*Exercise brief*: Below are records to repeat exactly. Omit the pictures from the copy.

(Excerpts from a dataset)
^^^^^^^^

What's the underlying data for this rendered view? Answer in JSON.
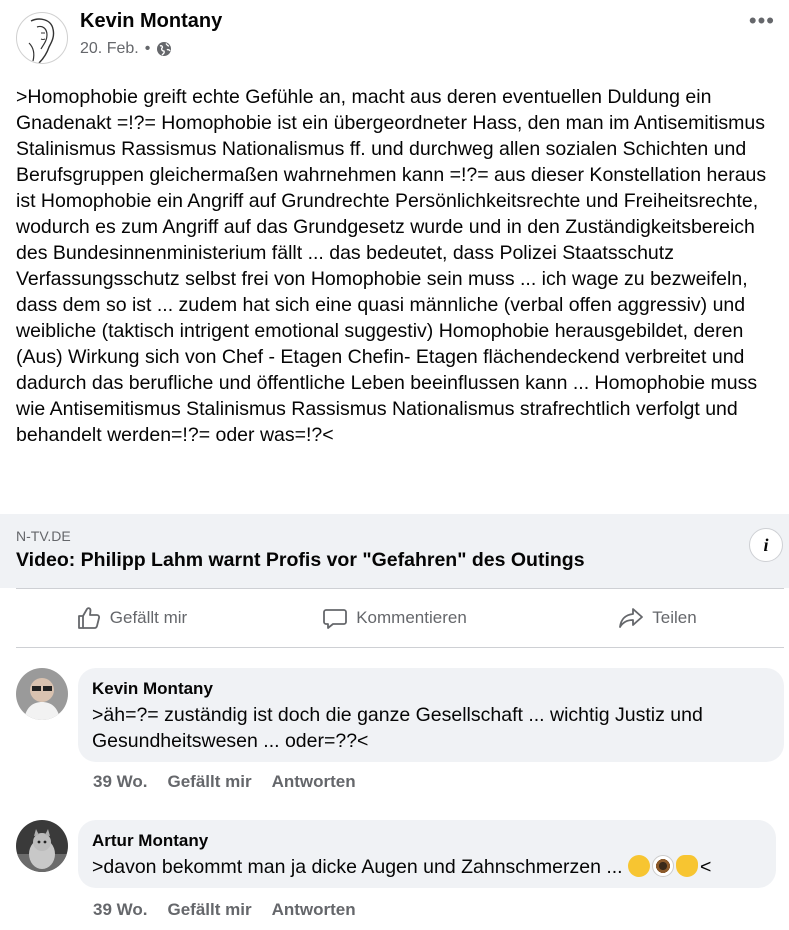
{
  "post": {
    "author": "Kevin Montany",
    "date": "20. Feb.",
    "dot": "•",
    "privacy_icon": "globe-icon",
    "more_icon": "•••",
    "text": ">Homophobie greift echte Gefühle an, macht aus deren eventuellen Duldung ein Gnadenakt =!?= Homophobie ist ein übergeordneter Hass, den man im Antisemitismus Stalinismus Rassismus Nationalismus ff. und durchweg allen sozialen Schichten und Berufsgruppen gleichermaßen wahrnehmen kann =!?= aus dieser Konstellation heraus ist Homophobie ein Angriff auf Grundrechte Persönlichkeitsrechte und Freiheitsrechte, wodurch es zum Angriff auf das Grundgesetz wurde und in den Zuständigkeitsbereich des Bundesinnenministerium fällt ... das bedeutet, dass Polizei Staatsschutz Verfassungsschutz selbst frei von Homophobie sein muss ... ich wage zu bezweifeln, dass dem so ist ... zudem hat sich eine quasi männliche (verbal offen aggressiv) und weibliche (taktisch intrigent emotional suggestiv) Homophobie herausgebildet, deren (Aus) Wirkung sich von Chef - Etagen Chefin- Etagen flächendeckend verbreitet und dadurch das berufliche und öffentliche Leben beeinflussen kann ... Homophobie muss wie Antisemitismus Stalinismus Rassismus Nationalismus strafrechtlich verfolgt und behandelt werden=!?= oder was=!?<"
  },
  "link": {
    "domain": "N-TV.DE",
    "title": "Video: Philipp Lahm warnt Profis vor \"Gefahren\" des Outings",
    "info_label": "i"
  },
  "actions": {
    "like": "Gefällt mir",
    "comment": "Kommentieren",
    "share": "Teilen"
  },
  "comments": [
    {
      "name": "Kevin Montany",
      "text_line1": ">äh=?= zuständig ist doch die ganze Gesellschaft ... wichtig Justiz und",
      "text_line2": "Gesundheitswesen ... oder=??<",
      "time": "39 Wo.",
      "like": "Gefällt mir",
      "reply": "Antworten"
    },
    {
      "name": "Artur Montany",
      "text": ">davon bekommt man ja dicke Augen und Zahnschmerzen ...",
      "text_end": "<",
      "emojis": [
        "yawning-face-emoji",
        "eye-emoji",
        "grinning-cat-emoji"
      ],
      "time": "39 Wo.",
      "like": "Gefällt mir",
      "reply": "Antworten"
    }
  ]
}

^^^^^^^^

*Your response*:
What's the underlying data for this rendered view? Answer in JSON.
{
  "post": {
    "author": "Kevin Montany",
    "date": "20. Feb.",
    "dot": "•",
    "privacy_icon": "globe-icon",
    "more_icon": "•••",
    "text": ">Homophobie greift echte Gefühle an, macht aus deren eventuellen Duldung ein Gnadenakt =!?= Homophobie ist ein übergeordneter Hass, den man im Antisemitismus Stalinismus Rassismus Nationalismus ff. und durchweg allen sozialen Schichten und Berufsgruppen gleichermaßen wahrnehmen kann =!?= aus dieser Konstellation heraus ist Homophobie ein Angriff auf Grundrechte Persönlichkeitsrechte und Freiheitsrechte, wodurch es zum Angriff auf das Grundgesetz wurde und in den Zuständigkeitsbereich des Bundesinnenministerium fällt ... das bedeutet, dass Polizei Staatsschutz Verfassungsschutz selbst frei von Homophobie sein muss ... ich wage zu bezweifeln, dass dem so ist ... zudem hat sich eine quasi männliche (verbal offen aggressiv) und weibliche (taktisch intrigent emotional suggestiv) Homophobie herausgebildet, deren (Aus) Wirkung sich von Chef - Etagen Chefin- Etagen flächendeckend verbreitet und dadurch das berufliche und öffentliche Leben beeinflussen kann ... Homophobie muss wie Antisemitismus Stalinismus Rassismus Nationalismus strafrechtlich verfolgt und behandelt werden=!?= oder was=!?<"
  },
  "link": {
    "domain": "N-TV.DE",
    "title": "Video: Philipp Lahm warnt Profis vor \"Gefahren\" des Outings",
    "info_label": "i"
  },
  "actions": {
    "like": "Gefällt mir",
    "comment": "Kommentieren",
    "share": "Teilen"
  },
  "comments": [
    {
      "name": "Kevin Montany",
      "text_line1": ">äh=?= zuständig ist doch die ganze Gesellschaft ... wichtig Justiz und",
      "text_line2": "Gesundheitswesen ... oder=??<",
      "time": "39 Wo.",
      "like": "Gefällt mir",
      "reply": "Antworten"
    },
    {
      "name": "Artur Montany",
      "text": ">davon bekommt man ja dicke Augen und Zahnschmerzen ...",
      "text_end": "<",
      "emojis": [
        "yawning-face-emoji",
        "eye-emoji",
        "grinning-cat-emoji"
      ],
      "time": "39 Wo.",
      "like": "Gefällt mir",
      "reply": "Antworten"
    }
  ]
}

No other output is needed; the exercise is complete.